------ STORED DATA ------
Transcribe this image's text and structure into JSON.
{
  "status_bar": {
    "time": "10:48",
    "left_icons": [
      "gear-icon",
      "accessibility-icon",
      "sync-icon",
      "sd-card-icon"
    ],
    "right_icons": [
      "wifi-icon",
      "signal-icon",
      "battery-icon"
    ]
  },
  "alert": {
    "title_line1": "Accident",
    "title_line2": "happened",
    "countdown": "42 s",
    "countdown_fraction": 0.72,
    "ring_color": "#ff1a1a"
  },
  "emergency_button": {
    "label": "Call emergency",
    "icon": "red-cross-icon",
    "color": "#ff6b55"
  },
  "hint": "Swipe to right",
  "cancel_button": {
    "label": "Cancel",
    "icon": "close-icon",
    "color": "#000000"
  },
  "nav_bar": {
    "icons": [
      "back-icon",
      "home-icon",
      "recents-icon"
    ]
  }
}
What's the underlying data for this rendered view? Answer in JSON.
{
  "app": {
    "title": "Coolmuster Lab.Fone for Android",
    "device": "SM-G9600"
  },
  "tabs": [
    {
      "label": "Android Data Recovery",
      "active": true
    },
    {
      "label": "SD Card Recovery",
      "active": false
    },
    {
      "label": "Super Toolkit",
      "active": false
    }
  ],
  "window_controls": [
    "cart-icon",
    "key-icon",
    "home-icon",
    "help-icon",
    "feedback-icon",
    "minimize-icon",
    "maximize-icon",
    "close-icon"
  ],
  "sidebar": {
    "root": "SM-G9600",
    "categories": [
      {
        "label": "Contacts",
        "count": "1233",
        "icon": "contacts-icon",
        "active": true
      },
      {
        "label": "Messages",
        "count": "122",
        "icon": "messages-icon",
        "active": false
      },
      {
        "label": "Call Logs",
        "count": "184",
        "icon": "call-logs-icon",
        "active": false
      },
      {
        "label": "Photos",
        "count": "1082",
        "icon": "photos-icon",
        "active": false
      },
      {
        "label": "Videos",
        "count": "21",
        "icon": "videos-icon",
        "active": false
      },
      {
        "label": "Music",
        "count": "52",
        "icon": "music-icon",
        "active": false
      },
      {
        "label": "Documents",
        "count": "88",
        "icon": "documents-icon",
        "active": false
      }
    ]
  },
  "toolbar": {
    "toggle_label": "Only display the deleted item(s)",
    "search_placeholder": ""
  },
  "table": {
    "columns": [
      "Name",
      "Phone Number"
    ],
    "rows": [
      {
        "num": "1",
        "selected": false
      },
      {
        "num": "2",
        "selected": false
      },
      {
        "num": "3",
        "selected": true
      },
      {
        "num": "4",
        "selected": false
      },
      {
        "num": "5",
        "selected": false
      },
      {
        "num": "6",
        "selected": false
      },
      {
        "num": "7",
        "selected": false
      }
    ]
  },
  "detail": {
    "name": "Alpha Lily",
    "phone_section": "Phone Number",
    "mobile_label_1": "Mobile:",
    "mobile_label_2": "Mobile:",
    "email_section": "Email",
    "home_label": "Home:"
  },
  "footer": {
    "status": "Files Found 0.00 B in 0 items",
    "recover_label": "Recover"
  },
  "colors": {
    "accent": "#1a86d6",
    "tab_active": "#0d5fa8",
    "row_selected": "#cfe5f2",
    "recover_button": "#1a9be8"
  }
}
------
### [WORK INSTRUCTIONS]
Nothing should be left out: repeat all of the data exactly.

### [ANSWER SPACE]
Transcribe this image's text and structure into JSON.
{
  "status_bar": {
    "time": "10:48",
    "left_icons": [
      "gear-icon",
      "accessibility-icon",
      "sync-icon",
      "sd-card-icon"
    ],
    "right_icons": [
      "wifi-icon",
      "signal-icon",
      "battery-icon"
    ]
  },
  "alert": {
    "title_line1": "Accident",
    "title_line2": "happened",
    "countdown": "42 s",
    "countdown_fraction": 0.72,
    "ring_color": "#ff1a1a"
  },
  "emergency_button": {
    "label": "Call emergency",
    "icon": "red-cross-icon",
    "color": "#ff6b55"
  },
  "hint": "Swipe to right",
  "cancel_button": {
    "label": "Cancel",
    "icon": "close-icon",
    "color": "#000000"
  },
  "nav_bar": {
    "icons": [
      "back-icon",
      "home-icon",
      "recents-icon"
    ]
  }
}
What's the underlying data for this rendered view? Answer in JSON.
{
  "app": {
    "title": "Coolmuster Lab.Fone for Android",
    "device": "SM-G9600"
  },
  "tabs": [
    {
      "label": "Android Data Recovery",
      "active": true
    },
    {
      "label": "SD Card Recovery",
      "active": false
    },
    {
      "label": "Super Toolkit",
      "active": false
    }
  ],
  "window_controls": [
    "cart-icon",
    "key-icon",
    "home-icon",
    "help-icon",
    "feedback-icon",
    "minimize-icon",
    "maximize-icon",
    "close-icon"
  ],
  "sidebar": {
    "root": "SM-G9600",
    "categories": [
      {
        "label": "Contacts",
        "count": "1233",
        "icon": "contacts-icon",
        "active": true
      },
      {
        "label": "Messages",
        "count": "122",
        "icon": "messages-icon",
        "active": false
      },
      {
        "label": "Call Logs",
        "count": "184",
        "icon": "call-logs-icon",
        "active": false
      },
      {
        "label": "Photos",
        "count": "1082",
        "icon": "photos-icon",
        "active": false
      },
      {
        "label": "Videos",
        "count": "21",
        "icon": "videos-icon",
        "active": false
      },
      {
        "label": "Music",
        "count": "52",
        "icon": "music-icon",
        "active": false
      },
      {
        "label": "Documents",
        "count": "88",
        "icon": "documents-icon",
        "active": false
      }
    ]
  },
  "toolbar": {
    "toggle_label": "Only display the deleted item(s)",
    "search_placeholder": ""
  },
  "table": {
    "columns": [
      "Name",
      "Phone Number"
    ],
    "rows": [
      {
        "num": "1",
        "selected": false
      },
      {
        "num": "2",
        "selected": false
      },
      {
        "num": "3",
        "selected": true
      },
      {
        "num": "4",
        "selected": false
      },
      {
        "num": "5",
        "selected": false
      },
      {
        "num": "6",
        "selected": false
      },
      {
        "num": "7",
        "selected": false
      }
    ]
  },
  "detail": {
    "name": "Alpha Lily",
    "phone_section": "Phone Number",
    "mobile_label_1": "Mobile:",
    "mobile_label_2": "Mobile:",
    "email_section": "Email",
    "home_label": "Home:"
  },
  "footer": {
    "status": "Files Found 0.00 B in 0 items",
    "recover_label": "Recover"
  },
  "colors": {
    "accent": "#1a86d6",
    "tab_active": "#0d5fa8",
    "row_selected": "#cfe5f2",
    "recover_button": "#1a9be8"
  }
}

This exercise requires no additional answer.